Data from gold.org and wikipedia
Factors influencing the gold price
Central banks and the International Monetary Fund play an important role in the gold price. At the end of 2004 central banks and official organizations held 19 percent of all above-ground gold as official gold reserves. The ten year Washington Agreement on Gold (WAG), which dates from September 1999, limits gold sales by its members (Europe, United States, Japan, Australia, Bank for International Settlements and the International Monetary Fund) to less than 500 tonnes a year. European central banks, such as the Bank of England and Swiss National Bank, were key sellers of gold over this period. In 2009, this agreement was extended for a further five years, but with a smaller annual sales limit of 400 tonnes.
Although central banks do not generally announce gold purchases in advance, some, such as Russia, have expressed interest in growing their gold reserves again as of late 2005. In early 2006, China, which only holds 1.3% of its reserves in gold, announced that it was looking for ways to improve the returns on its official reserves. Some bulls hope that this signals that China might reposition more of its holdings into gold in line with other Central Banks. India has recently purchased over 200 tons of gold which has led to a surge in prices.
It is generally accepted that interest rates are closely related to the price of gold. As interest rates rise the general tendency is for the gold price, which earns no interest, to fall, and as rates dip, for gold price to rise. As a result, gold price can be closely correlated to central banks via the monetary policy decisions made by them related to interest rates. For example if market signals indicate the possibility of prolonged inflation, central banks may decide to enact policies such as a hike in interest rates that could affect the price of gold in order to quell the inflation. An opposite reaction to this general principle can be seen after the European Central bank raised its interest rate on April 7, 2011 for the first time since 2008. The price of gold responded with a muted response and then drove higher to hit new highs one day later.A similar situation happened in India: In August 2011 when the interest rate were at their highest in two years, the gold prices peaked as well.
Hedge against financial stress

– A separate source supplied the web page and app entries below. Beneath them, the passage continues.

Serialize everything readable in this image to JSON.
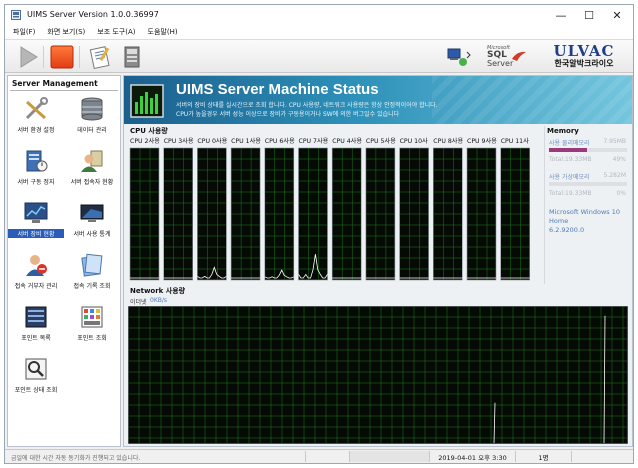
{
  "window": {
    "title": "UIMS Server Version 1.0.0.36997",
    "controls": {
      "minimize": "—",
      "maximize": "☐",
      "close": "✕"
    }
  },
  "menu": [
    {
      "label": "파일(F)"
    },
    {
      "label": "화면 보기(S)"
    },
    {
      "label": "보조 도구(A)"
    },
    {
      "label": "도움말(H)"
    }
  ],
  "toolbar": {
    "sql_logo": {
      "line1": "Microsoft",
      "line2": "SQL",
      "line3": "Server"
    },
    "ulvac_logo": {
      "line1": "ULVAC",
      "line2": "한국알박크라이오"
    }
  },
  "sidebar": {
    "title": "Server Management",
    "items": [
      {
        "label": "서버 환경 설정",
        "icon": "tools-icon"
      },
      {
        "label": "데이터 관리",
        "icon": "database-icon"
      },
      {
        "label": "서버 구동 정지",
        "icon": "server-stop-icon"
      },
      {
        "label": "서버 접속자 현황",
        "icon": "users-icon"
      },
      {
        "label": "서버 장비 현황",
        "icon": "monitor-chart-icon",
        "selected": true
      },
      {
        "label": "서버 사용 통계",
        "icon": "monitor-stats-icon"
      },
      {
        "label": "접속 거부자 관리",
        "icon": "user-block-icon"
      },
      {
        "label": "접속 기록 조회",
        "icon": "log-icon"
      },
      {
        "label": "포인트 목록",
        "icon": "point-list-icon"
      },
      {
        "label": "포인트 조회",
        "icon": "point-view-icon"
      },
      {
        "label": "포인트 상태 조회",
        "icon": "search-icon"
      }
    ]
  },
  "header": {
    "title": "UIMS Server Machine Status",
    "desc1": "서버의 장비 상태를 실시간으로 조회 합니다. CPU 사용량, 네트워크 사용량은 항상 안정적이어야 합니다.",
    "desc2": "CPU가 높을경우 서버 성능 이상으로 장비가 구동용이거나 SW에 의한 버그일수 있습니다"
  },
  "cpu": {
    "title": "CPU 사용량",
    "cores": [
      {
        "label": "CPU 2사용",
        "spike": 0.0
      },
      {
        "label": "CPU 3사용",
        "spike": 0.0
      },
      {
        "label": "CPU 0사용",
        "spike": 0.08
      },
      {
        "label": "CPU 1사용",
        "spike": 0.0
      },
      {
        "label": "CPU 6사용",
        "spike": 0.06
      },
      {
        "label": "CPU 7사용",
        "spike": 0.18
      },
      {
        "label": "CPU 4사용",
        "spike": 0.0
      },
      {
        "label": "CPU 5사용",
        "spike": 0.0
      },
      {
        "label": "CPU 10사",
        "spike": 0.0
      },
      {
        "label": "CPU 8사용",
        "spike": 0.0
      },
      {
        "label": "CPU 9사용",
        "spike": 0.0
      },
      {
        "label": "CPU 11사",
        "spike": 0.0
      }
    ]
  },
  "memory": {
    "title": "Memory",
    "physical": {
      "label": "사용 물리메모리",
      "value": "7.95MB",
      "total": "Total:19.33MB",
      "percent": "49%",
      "fill": 0.49
    },
    "virtual": {
      "label": "사용 가상메모리",
      "value": "5.282M",
      "total": "Total:19.33MB",
      "percent": "0%",
      "fill": 0.0
    },
    "os": {
      "line1": "Microsoft Windows 10",
      "line2": "Home",
      "line3": "6.2.9200.0"
    }
  },
  "network": {
    "title": "Network 사용량",
    "adapter": "이더넷",
    "rate": "0KB/s"
  },
  "status": {
    "message": "금일에 대한 시간 자동 동기화가 진행되고 있습니다.",
    "datetime": "2019-04-01 오후 3:30",
    "users": "1명"
  },
  "colors": {
    "graph_bg": "#050a05",
    "graph_grid": "#1e7a1e",
    "graph_line": "#ffffff",
    "banner_start": "#1b5f8d",
    "banner_end": "#74c6de",
    "selection": "#2a5db8"
  }
}
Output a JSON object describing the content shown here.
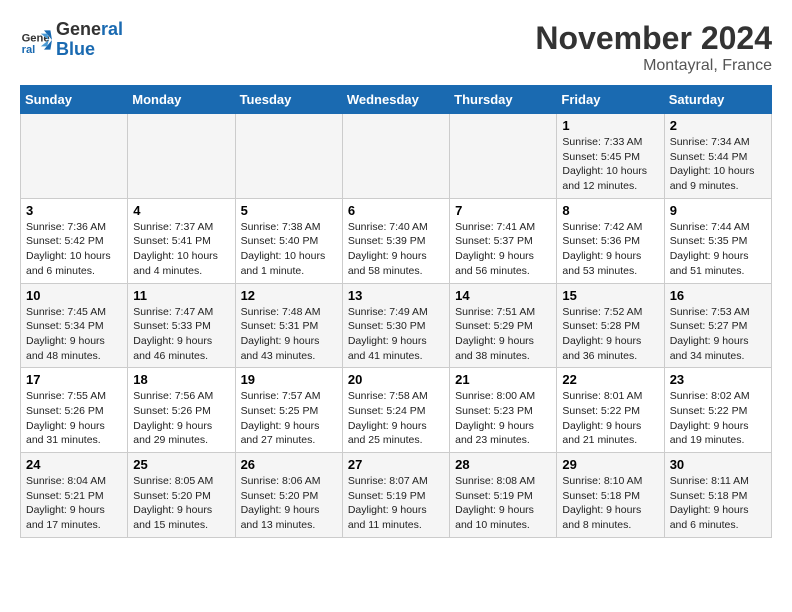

Gold, like all precious metals, may be used as a hedge against inflation, deflation or currency devaluation. As Joe Foster, portfolio manager of the New York-based Van Eck International Gold Fund, explained in September 2010:
The currencies of all the major countries, including ours, are under severe pressure because of massive government deficits. The more money that is pumped into these economies – the printing of money basically – then the less valuable the currencies become.
If the return on bonds, equities and real estate is not adequately compensating for risk and inflation then the demand for gold and other alternative investments such as commodities increases. An example of this is the period of stagflation that occurred during the 1970s and which led to an economic bubble forming in precious metals.
Jewelry and industrial demand
Jewelry consistently accounts for over two-thirds of annual gold demand. India is the largest consumer in volume terms, accounting for 27% of demand in 2009, followed by China and the USA.
Industrial, dental and medical uses account for around 12% of gold demand. Gold has high thermal and electrical conductivity properties, along with a high resistance to corrosion and bacterial colonization. Jewelry and industrial demand has fluctuated over the past few years due to the steady expansion in emerging markets of middle classes aspiring to Western lifestyles, offset by the financial crisis of 2007–2010.
Gold jewelry recycling
In recent years the amount of second-hand jewelry being recycled has become a multi-billion dollar industry. Some companies have been offering good prices and fair services for their customers. However there are many companies that have been caught taking advantage of their customers, paying a fraction of what the gold or silver is really worth, leading to distrust in many companies.
The price of gold is also affected by various well-documented mechanisms of artificial price suppression, arising from fractional reserve banking and naked short selling in gold, and particularly involving the London Bullion Market Association, the United States Federal Reserve System, and the banks HSBC and JPMorgan Chase.Gold market observers have noted for many years that the price of gold tends to fall artificially at the start of New York trading. Andrew Maguire, a former Goldman Sachs trader, went public in April 2010 with assertions of market manipulation by JPMorgan Chase and HSBC of the gold and silver markets, prompting a number of lawsuits.
War, invasion and national emergency
When dollars were fully convertible into gold via the gold standard, both were regarded as money. However, most people preferred to carry around paper banknotes rather than the somewhat heavier and less divisible gold coins. If people feared their bank would fail, a bank run might result. This happened in the USA during the Great Depression of the 1930s, leading President Roosevelt to impose a national emergency and issue Executive Order 6102 outlawing the “hoarding” of gold by US citizens. There was only one prosecution under the order, and in that case the order was ruled invalid by federal judge John M. Woolsey, on the technical grounds that the order was signed by the President, not the Secretary of the Treasury as required.http://www.gold.org/investment/statistics/gold_price_chart http://en.wikipedia.org/wiki/Gold_as_an_investment